All motorized scooter riders must wear a bicycle helmet (21235c CVC). A bicycle helmet should sit low on the forehead, just above the eyebrows. It should fit snugly and the two side plastic pieces on the straps should fit just under the ears. The buckle should be just under the chin, with one finger’s width of space between the strap and chin. The helmet must always be buckled while riding. The helmet should not move more than one-half inch in any direction.
Can I ride my motorized scooter on the sidewalk or do I have to ride it on the street? If I do ride my scooter on the street, what side should I ride on?

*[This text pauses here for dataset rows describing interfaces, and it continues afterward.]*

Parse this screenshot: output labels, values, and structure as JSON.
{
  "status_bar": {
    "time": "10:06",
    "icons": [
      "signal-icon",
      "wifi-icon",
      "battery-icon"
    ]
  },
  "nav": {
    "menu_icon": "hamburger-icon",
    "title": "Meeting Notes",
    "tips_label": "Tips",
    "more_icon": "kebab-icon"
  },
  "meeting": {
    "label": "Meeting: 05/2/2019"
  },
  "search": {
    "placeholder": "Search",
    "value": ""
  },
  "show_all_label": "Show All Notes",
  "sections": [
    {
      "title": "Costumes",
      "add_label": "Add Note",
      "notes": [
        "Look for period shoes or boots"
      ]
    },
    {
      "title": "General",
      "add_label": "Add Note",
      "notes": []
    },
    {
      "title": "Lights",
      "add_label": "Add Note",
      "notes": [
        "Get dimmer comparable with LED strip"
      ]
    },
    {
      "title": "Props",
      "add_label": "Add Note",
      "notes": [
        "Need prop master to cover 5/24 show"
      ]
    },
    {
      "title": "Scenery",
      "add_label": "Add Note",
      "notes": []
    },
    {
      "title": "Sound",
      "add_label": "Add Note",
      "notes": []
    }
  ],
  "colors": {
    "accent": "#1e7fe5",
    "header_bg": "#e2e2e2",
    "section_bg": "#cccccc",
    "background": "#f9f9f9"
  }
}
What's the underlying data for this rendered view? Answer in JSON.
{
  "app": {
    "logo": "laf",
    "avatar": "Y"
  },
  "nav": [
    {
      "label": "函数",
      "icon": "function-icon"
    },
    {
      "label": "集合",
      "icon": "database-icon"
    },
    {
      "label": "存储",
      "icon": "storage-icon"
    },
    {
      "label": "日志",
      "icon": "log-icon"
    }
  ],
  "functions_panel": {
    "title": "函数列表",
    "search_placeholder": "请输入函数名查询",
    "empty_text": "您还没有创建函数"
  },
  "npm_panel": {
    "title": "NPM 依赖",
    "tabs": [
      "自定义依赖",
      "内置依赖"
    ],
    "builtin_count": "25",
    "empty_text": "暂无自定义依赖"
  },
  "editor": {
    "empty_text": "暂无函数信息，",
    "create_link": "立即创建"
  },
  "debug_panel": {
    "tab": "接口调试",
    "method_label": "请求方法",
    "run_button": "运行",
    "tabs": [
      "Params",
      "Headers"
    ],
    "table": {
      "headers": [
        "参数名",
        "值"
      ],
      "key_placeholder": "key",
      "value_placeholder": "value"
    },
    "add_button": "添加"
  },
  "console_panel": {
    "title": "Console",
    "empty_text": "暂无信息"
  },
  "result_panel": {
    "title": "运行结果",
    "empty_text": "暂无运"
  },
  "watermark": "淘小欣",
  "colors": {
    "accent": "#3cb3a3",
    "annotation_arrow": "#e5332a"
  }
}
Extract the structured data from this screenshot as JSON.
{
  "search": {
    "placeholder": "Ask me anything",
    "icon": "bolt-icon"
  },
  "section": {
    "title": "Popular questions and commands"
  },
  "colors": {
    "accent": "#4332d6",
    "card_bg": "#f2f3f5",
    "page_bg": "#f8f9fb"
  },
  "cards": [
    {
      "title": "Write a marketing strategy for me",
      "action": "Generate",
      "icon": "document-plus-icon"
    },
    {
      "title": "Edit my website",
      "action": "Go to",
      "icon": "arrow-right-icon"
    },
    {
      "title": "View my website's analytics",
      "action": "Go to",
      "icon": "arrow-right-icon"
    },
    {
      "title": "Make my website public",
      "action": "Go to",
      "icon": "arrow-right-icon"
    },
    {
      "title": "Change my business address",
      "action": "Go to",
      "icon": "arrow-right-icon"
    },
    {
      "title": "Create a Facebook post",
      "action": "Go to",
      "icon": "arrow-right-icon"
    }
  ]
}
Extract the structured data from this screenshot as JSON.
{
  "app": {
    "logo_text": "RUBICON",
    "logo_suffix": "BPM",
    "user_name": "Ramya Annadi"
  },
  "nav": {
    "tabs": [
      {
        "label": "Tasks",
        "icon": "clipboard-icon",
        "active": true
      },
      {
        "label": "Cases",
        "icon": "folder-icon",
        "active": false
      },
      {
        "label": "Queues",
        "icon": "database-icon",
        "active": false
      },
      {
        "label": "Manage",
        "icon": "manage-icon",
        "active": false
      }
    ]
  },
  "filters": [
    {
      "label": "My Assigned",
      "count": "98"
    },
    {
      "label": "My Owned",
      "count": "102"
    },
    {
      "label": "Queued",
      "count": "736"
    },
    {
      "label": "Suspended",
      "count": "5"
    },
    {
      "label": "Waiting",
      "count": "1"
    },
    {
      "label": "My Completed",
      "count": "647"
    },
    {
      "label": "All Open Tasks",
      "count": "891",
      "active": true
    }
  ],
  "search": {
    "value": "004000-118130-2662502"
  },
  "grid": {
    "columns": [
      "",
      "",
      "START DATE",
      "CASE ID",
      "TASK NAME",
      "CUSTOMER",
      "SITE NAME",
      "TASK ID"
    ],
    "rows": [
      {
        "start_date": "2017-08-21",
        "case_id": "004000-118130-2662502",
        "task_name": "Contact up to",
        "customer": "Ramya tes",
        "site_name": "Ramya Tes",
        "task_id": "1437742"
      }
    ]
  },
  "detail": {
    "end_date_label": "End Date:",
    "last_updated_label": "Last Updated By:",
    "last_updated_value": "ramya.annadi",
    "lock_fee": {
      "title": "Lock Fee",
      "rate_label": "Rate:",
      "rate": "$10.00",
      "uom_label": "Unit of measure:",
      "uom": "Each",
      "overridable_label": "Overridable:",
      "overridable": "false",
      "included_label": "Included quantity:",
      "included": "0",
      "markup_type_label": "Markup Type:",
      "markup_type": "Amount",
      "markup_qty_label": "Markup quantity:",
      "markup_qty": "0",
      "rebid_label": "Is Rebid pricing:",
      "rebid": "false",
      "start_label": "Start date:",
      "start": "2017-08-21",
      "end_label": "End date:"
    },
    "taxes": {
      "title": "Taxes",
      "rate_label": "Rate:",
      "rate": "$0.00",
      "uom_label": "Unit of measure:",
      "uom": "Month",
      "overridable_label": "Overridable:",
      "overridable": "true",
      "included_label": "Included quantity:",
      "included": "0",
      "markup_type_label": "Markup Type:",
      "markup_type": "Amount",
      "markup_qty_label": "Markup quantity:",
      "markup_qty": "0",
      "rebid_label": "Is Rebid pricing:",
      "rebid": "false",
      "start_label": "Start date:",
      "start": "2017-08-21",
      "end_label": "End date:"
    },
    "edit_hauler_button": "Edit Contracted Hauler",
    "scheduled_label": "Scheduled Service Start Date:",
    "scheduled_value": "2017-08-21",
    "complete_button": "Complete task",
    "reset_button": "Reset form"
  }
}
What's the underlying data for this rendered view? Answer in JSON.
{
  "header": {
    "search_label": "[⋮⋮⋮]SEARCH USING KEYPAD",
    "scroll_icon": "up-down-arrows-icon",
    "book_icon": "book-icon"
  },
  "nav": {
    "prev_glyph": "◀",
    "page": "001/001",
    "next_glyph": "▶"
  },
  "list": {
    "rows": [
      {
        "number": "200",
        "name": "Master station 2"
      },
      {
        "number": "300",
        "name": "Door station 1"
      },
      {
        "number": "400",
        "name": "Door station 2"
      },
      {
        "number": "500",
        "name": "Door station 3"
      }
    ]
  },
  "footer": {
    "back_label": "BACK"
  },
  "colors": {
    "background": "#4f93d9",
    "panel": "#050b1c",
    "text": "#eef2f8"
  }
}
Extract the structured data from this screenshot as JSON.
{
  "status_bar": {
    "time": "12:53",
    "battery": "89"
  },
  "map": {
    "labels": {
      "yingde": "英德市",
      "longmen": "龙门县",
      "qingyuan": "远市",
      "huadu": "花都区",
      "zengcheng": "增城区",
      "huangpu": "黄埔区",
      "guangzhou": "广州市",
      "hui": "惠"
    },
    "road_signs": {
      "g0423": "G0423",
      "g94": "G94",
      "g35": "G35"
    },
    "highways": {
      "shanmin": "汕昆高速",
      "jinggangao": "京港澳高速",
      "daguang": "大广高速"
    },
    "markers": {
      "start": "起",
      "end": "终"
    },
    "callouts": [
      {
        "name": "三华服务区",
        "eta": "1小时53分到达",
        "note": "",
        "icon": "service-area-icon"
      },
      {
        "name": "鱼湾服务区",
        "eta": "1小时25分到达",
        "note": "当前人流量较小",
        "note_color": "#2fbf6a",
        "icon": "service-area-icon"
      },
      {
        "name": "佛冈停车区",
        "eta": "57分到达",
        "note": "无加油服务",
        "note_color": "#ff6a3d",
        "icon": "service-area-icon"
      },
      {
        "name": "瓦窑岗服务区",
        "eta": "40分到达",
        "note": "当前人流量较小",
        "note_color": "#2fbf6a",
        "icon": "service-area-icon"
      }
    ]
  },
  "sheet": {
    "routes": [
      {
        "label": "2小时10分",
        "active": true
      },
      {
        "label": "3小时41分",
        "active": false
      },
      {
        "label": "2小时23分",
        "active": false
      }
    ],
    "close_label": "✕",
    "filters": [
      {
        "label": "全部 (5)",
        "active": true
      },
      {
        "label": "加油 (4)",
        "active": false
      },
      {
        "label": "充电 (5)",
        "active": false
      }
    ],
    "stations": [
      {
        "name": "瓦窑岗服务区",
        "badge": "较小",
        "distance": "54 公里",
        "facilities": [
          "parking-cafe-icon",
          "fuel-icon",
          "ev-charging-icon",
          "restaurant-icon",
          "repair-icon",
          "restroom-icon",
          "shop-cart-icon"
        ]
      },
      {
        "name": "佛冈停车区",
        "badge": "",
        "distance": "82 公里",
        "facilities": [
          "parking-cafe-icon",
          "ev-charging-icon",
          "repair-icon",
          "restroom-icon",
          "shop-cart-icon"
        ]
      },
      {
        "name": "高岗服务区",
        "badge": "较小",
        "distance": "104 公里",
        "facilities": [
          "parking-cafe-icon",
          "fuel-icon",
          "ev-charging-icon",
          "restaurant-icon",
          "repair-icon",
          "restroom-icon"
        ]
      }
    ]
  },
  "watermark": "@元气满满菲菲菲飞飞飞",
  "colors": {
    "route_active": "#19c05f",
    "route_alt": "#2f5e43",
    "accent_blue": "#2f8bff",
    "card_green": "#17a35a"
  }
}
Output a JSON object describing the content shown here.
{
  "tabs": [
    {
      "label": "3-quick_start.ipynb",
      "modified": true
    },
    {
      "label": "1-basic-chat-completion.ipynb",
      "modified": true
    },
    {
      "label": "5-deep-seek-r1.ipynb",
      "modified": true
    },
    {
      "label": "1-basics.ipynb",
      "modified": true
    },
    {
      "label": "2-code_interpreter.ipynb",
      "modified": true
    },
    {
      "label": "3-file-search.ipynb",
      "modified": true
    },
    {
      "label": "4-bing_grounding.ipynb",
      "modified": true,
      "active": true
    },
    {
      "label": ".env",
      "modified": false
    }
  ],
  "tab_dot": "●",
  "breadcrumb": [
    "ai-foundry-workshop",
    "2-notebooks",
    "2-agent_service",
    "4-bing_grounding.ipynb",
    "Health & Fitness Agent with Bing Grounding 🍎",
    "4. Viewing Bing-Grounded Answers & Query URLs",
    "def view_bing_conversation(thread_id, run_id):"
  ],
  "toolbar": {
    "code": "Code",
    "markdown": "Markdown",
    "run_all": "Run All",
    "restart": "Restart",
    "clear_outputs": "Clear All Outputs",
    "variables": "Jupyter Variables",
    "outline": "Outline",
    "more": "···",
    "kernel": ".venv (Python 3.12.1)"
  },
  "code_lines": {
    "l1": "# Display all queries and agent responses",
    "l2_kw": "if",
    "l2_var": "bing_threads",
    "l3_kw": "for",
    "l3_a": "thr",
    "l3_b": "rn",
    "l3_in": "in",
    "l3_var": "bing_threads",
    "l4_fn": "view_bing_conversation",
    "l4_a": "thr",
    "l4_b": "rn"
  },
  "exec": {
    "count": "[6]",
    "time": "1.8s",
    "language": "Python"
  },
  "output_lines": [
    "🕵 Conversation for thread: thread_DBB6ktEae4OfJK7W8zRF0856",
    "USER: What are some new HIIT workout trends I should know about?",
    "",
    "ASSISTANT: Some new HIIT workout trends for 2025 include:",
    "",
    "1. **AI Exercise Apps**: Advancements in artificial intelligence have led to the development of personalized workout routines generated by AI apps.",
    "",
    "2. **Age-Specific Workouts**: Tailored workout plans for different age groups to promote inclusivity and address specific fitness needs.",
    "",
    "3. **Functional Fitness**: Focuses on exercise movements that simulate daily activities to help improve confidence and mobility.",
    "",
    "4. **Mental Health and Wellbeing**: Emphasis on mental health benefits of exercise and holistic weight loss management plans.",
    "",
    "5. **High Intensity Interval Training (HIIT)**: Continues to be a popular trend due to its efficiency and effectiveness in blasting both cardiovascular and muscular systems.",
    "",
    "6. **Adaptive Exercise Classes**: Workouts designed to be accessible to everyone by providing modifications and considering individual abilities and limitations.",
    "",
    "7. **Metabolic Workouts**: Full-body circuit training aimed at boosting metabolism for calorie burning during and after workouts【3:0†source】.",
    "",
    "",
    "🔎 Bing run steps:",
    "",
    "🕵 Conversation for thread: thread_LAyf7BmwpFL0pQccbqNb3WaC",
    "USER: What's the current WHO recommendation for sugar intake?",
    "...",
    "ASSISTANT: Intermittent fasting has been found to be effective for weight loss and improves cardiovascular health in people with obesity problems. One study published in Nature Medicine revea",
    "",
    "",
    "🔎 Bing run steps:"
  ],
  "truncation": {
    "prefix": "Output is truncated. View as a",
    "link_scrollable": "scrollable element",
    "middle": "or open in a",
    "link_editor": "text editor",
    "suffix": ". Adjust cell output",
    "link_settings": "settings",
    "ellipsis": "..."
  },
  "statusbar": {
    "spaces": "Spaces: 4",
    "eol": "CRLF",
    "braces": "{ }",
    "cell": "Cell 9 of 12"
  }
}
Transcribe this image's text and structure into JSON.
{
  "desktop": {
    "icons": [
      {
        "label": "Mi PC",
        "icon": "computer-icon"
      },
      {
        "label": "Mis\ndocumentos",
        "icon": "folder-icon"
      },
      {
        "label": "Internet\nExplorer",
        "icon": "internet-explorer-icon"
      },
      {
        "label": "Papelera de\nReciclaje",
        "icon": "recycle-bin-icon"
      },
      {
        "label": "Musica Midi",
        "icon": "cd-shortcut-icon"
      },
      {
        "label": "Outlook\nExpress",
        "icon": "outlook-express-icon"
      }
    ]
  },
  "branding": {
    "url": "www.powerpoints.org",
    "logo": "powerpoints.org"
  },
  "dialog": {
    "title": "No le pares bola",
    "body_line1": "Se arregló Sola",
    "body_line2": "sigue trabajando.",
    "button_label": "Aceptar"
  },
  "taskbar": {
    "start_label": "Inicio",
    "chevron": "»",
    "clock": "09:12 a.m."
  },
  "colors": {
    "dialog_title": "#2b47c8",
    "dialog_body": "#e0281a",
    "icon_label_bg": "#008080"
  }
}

It is illegal to ride a motorized scooter on the sidewalk (21235e CVC). A motorized scooter must be ridden as close as practicable to the right side of the roadway (21228a CVC) and only on a highway with a posted speed limit no greater than 25 miles per hour (mph), unless operating in a bicycle lane (21235b CVC).
Is there a minimum age to ride a motorized scooter?
It is illegal for any person under the age of 16 years to operate a motorized scooter (21235d CVC).
Is there a speed limit for the operation of motorized scooters?
It is illegal to operate a motorized scooter in excess of 15-mph (22411 CVC).
Parking for People with Disabilities
The California Legislature has created laws to assist people with disabilities by providing them with preferred parking. People who are disabled often have limited mobility; therefore, it is imperative to honor parking spaces reserved for people with disabilities. The following are infractions that are enforceable on an Absentee Citation, which is commonly referred to as a "Parking Ticket":
Additionally, it is a misdemeanor for any person to commit the following:
4461(b) CVC No person issued a disabled person’s placard may lend the placard to any other person for use, except for the purpose of transporting the disabled person to whom the placard was issued.
4463(b) CVC Forge or counterfeit a disabled person’s placard.
- 4463(c) CVC Display a forged or counterfeited disabled person’s placard.
NHTSA Safety Message
The National Highway Traffic Safety Administration (NHTSA) of the United States Department of Transportation (DOT) would like to remind everyone about the importance of safe driving during the summer months when vacation travel is most prevalent. This is the peak time for deaths and injuries resulting from traffic collisions on our nation’s roads and highways, and everyone needs to take extra care.
The NHTSA has a DOT Auto Safety Hotline available as a highway safety resource to the general public. Suspect safety defects in vehicles, vehicle equipment, and child safety seats can be reported to the Hotline. Also, information is available on air bags, highway safety, and proper use of child safety seats. The Hotline can be reached by dialing 1-888-327-4236 or through the Internet atwww.nhtsa.dot.gov/hotline.
Remember, never leave children or animals in a vehicle on hot days as they are very susceptible to heat stroke and death under those conditions. Also, always buckle up and ensure that child safety seats are used properly at all times. The season for highway safety is year round.
Daily Traffic Mission
It is the responsibility of all motorists and pedestrians to observe all traffic laws as described in the California Vehicle Code; the daily mission of uniformed officers is to ensure the safe movement of traffic and enforce the Primary Collision Factors (PCF) that cause traffic collisions. The top five causes of collisions are speed violations, red light violations, right-of-way violations, pedestrian violations, and driving-under-the-influence (DUI).
It is the responsibility of every uniformed officer to enforce the violations of the California Vehicle Code, educate citizens on the importance of traffic safety, and make every effort to remove alcohol-impaired drivers from City streets. These efforts, combined with the active participation of community members following the rules of the road, will help ensure the safety of motorists and pedestrians throughout the City.
Public Roadway Use of Motorcycles, Scooters, Mopeds and Similar Devices
View Public Roadway Use Brochure